the device went off last Wednesday as she was driving off from her

village home at Winterslow, near Salisbury, Wiltshire.

Mrs Baskerville, who works in the Government research establishment at

Porton Down, near Salisbury, escaped serious injury.

Animal rights fanatics are suspected of being responsible for both


Mr Beardon said that Dr Headley drove his car in and around Bristol on

Wednesday and Thursday. However, he did not use it again until the

Sunday morning, when the bomb exploded as he drove up Cotham Road

towards Bristol University.

Mr Beardon said: ''If this bomb had gone off at 8.30am outside a city

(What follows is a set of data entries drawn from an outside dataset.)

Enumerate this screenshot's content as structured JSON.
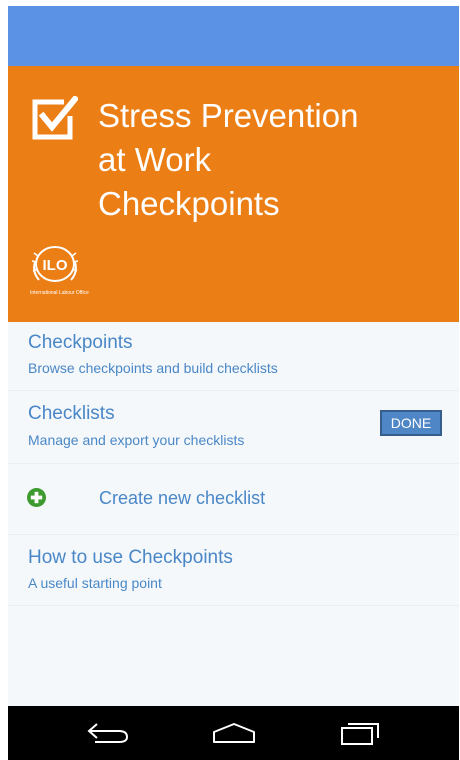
{
  "app": {
    "title": "Stress Prevention\nat Work\nCheckpoints",
    "logo_caption": "International Labour Office",
    "logo_mark": "ILO"
  },
  "menu": {
    "checkpoints": {
      "title": "Checkpoints",
      "subtitle": "Browse checkpoints and build checklists"
    },
    "checklists": {
      "title": "Checklists",
      "subtitle": "Manage and export your checklists",
      "done_label": "DONE"
    },
    "create": {
      "label": "Create new checklist",
      "icon": "plus-circle-icon"
    },
    "howto": {
      "title": "How to use Checkpoints",
      "subtitle": "A useful starting point"
    }
  },
  "nav": {
    "back_icon": "back-icon",
    "home_icon": "home-icon",
    "recents_icon": "recents-icon"
  },
  "colors": {
    "status_bar": "#5b92e5",
    "hero": "#ec7e16",
    "link": "#4a87c7",
    "done_button": "#4f86c6",
    "plus_icon": "#3d9a2f"
  }
}
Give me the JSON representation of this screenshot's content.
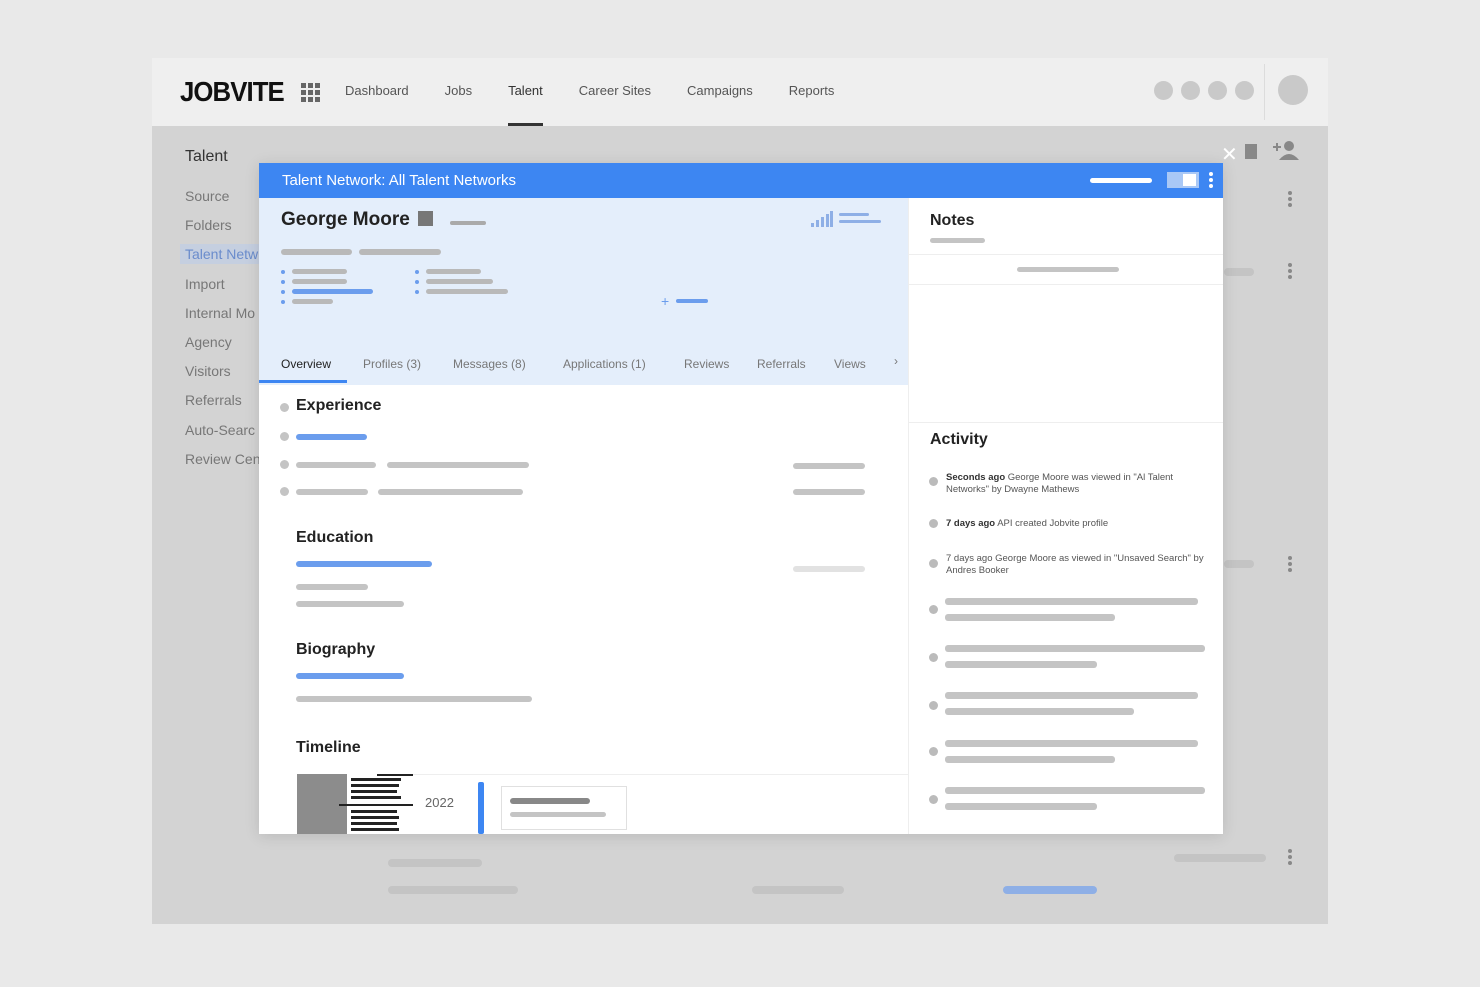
{
  "app": {
    "logo": "JOBVITE",
    "nav": [
      "Dashboard",
      "Jobs",
      "Talent",
      "Career Sites",
      "Campaigns",
      "Reports"
    ],
    "active_nav": "Talent"
  },
  "sidebar": {
    "title": "Talent",
    "items": [
      "Source",
      "Folders",
      "Talent Netw",
      "Import",
      "Internal Mo",
      "Agency",
      "Visitors",
      "Referrals",
      "Auto-Searc",
      "Review Cen"
    ],
    "active_item": "Talent Netw"
  },
  "modal": {
    "title": "Talent Network: All Talent Networks",
    "header_color": "#3d86f2",
    "candidate_name": "George Moore",
    "tabs": [
      "Overview",
      "Profiles (3)",
      "Messages (8)",
      "Applications (1)",
      "Reviews",
      "Referrals",
      "Views"
    ],
    "active_tab": "Overview",
    "sections": {
      "experience": "Experience",
      "education": "Education",
      "biography": "Biography",
      "timeline": "Timeline"
    },
    "timeline_year": "2022",
    "notes_title": "Notes",
    "activity_title": "Activity",
    "activity": [
      {
        "time": "Seconds ago",
        "text": " George Moore was viewed in \"Al Talent Networks\" by Dwayne Mathews"
      },
      {
        "time": "7 days ago",
        "text": " API created Jobvite profile"
      },
      {
        "time": "",
        "text": "7 days ago George Moore as viewed in \"Unsaved Search\" by Andres Booker"
      }
    ]
  }
}
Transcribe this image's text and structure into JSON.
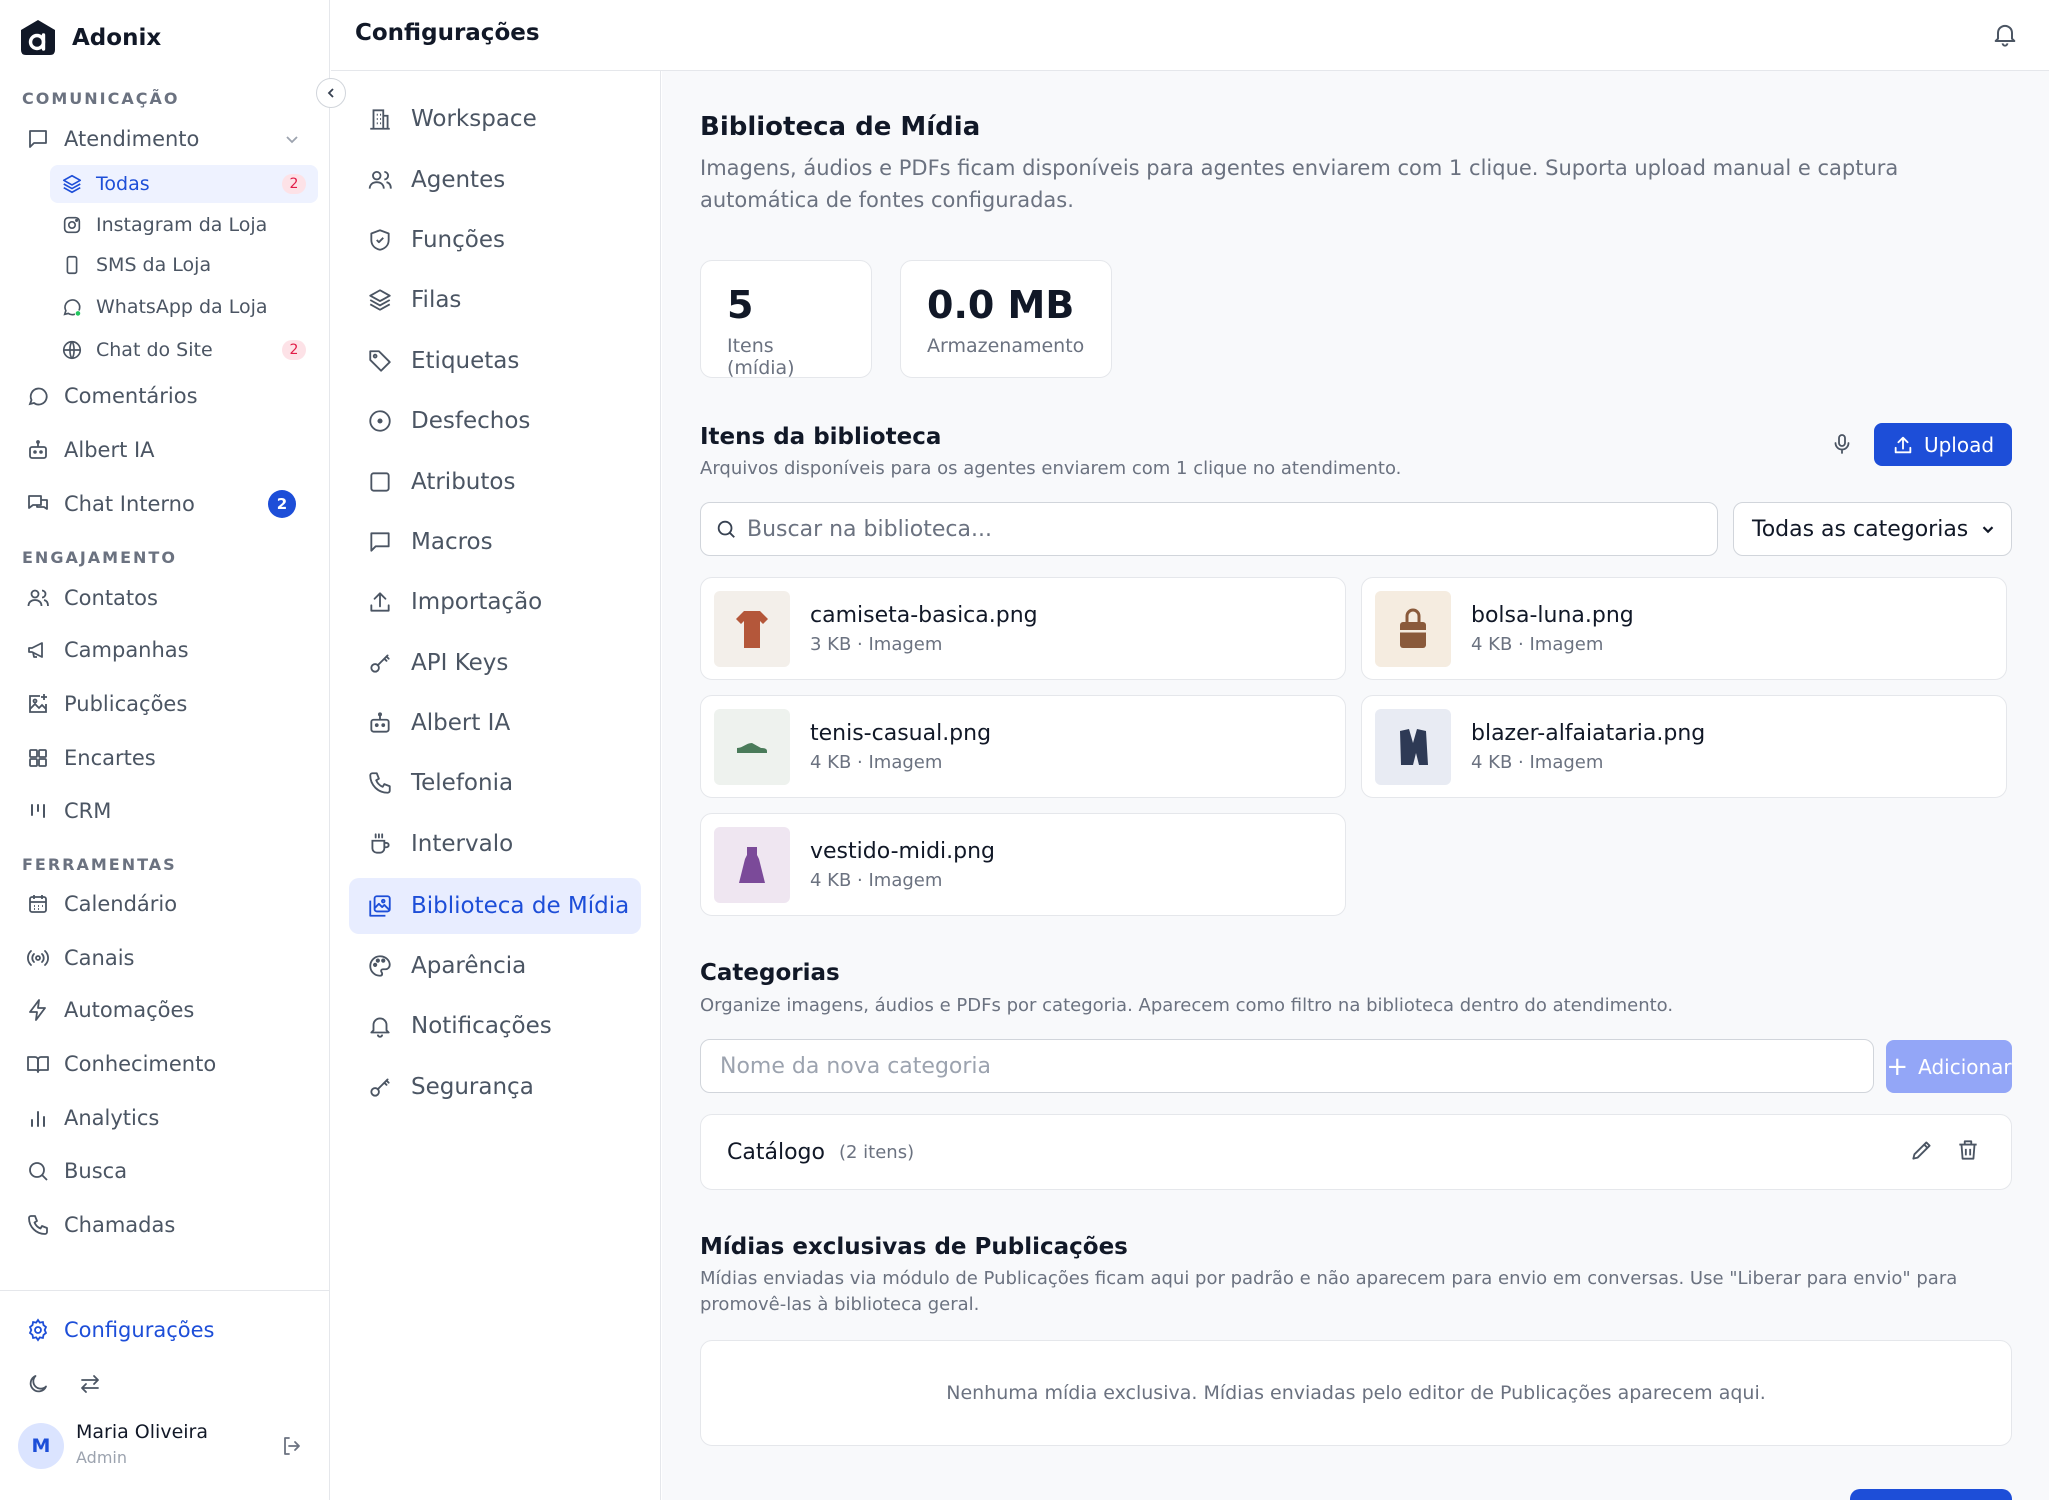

school we could have had an horrific incident. If it was intended to go

off on Wednesday many, many people could have been injured.

The detectives gave details of the device as police carried out a

reconstruction with a similar car near the doctor's home at Edgecumbe

Road, Redland -- about a mile from the blast scene.

They were hoping the reconstruction would jog the public's memory

about the parked vehicle, registration F735 JKK, and improve the slow

response to their appeals for help.

Mr Beardon added: ''We are fairly certain that the device was placed

on the car on Tuesday night or Wednesday morning. It would match up to

the Wiltshire offence, also placed on the vehicle that night. We are

desperate for anyone who saw anything suspicious at all at that time to

come forward.''

Mr Beardon showed reporters a large blue metal cash box and said

security guard Jason Fleetwood, 22, a near neighbour of the doctor, had

identified it as being similar to the device he had seen under the car.

He told the police of his suspicions on Saturday, but they failed to

speak to Dr Headley and did not know he was an animal researcher.

Detectives have admitted that they blundered in failing to follow up

Mr Fleetwood's information more fully and promptly.

The deputy chief constable for Avon and Somerset, Mr John Harland,

said that he had apologised personally to Dr Headley and to Mr Jim

Cupper and his wife Sarah, whose son John was hit by flying shrapnel.

The device was likely to have contained plastic explosive, a large

battery, a timer device and a tilt switch, said Mr Beardon.

It was likely to have been attached by a heavy-duty magnet of a type

used by divers. It could have been fitted in seconds, he said. However,

for some reason, a connection had not been made and the device failed to

go off initially.

Dr Headley told detectives that he heard a ''rumbling'' seconds before

the explosion. Police later found an imprint of a container on the road

surface near the car. ''It is probably because the box fell off that his

life was saved, probably going off two to three feet behind him.''

It was a sophisticated device and showed the lengths that people, who

claimed to be interested in animals, were prepared to go to kill, said

Mr Beardon.

Eight animal rights and welfare pressure groups united yesterday to

condemn the two recent attacks by extremists.

The groups, including the RSPCA, Animal Aid and the League Against

Cruel Sports, urged people ''to help us catch the fanatics who are

discrediting our hard work''.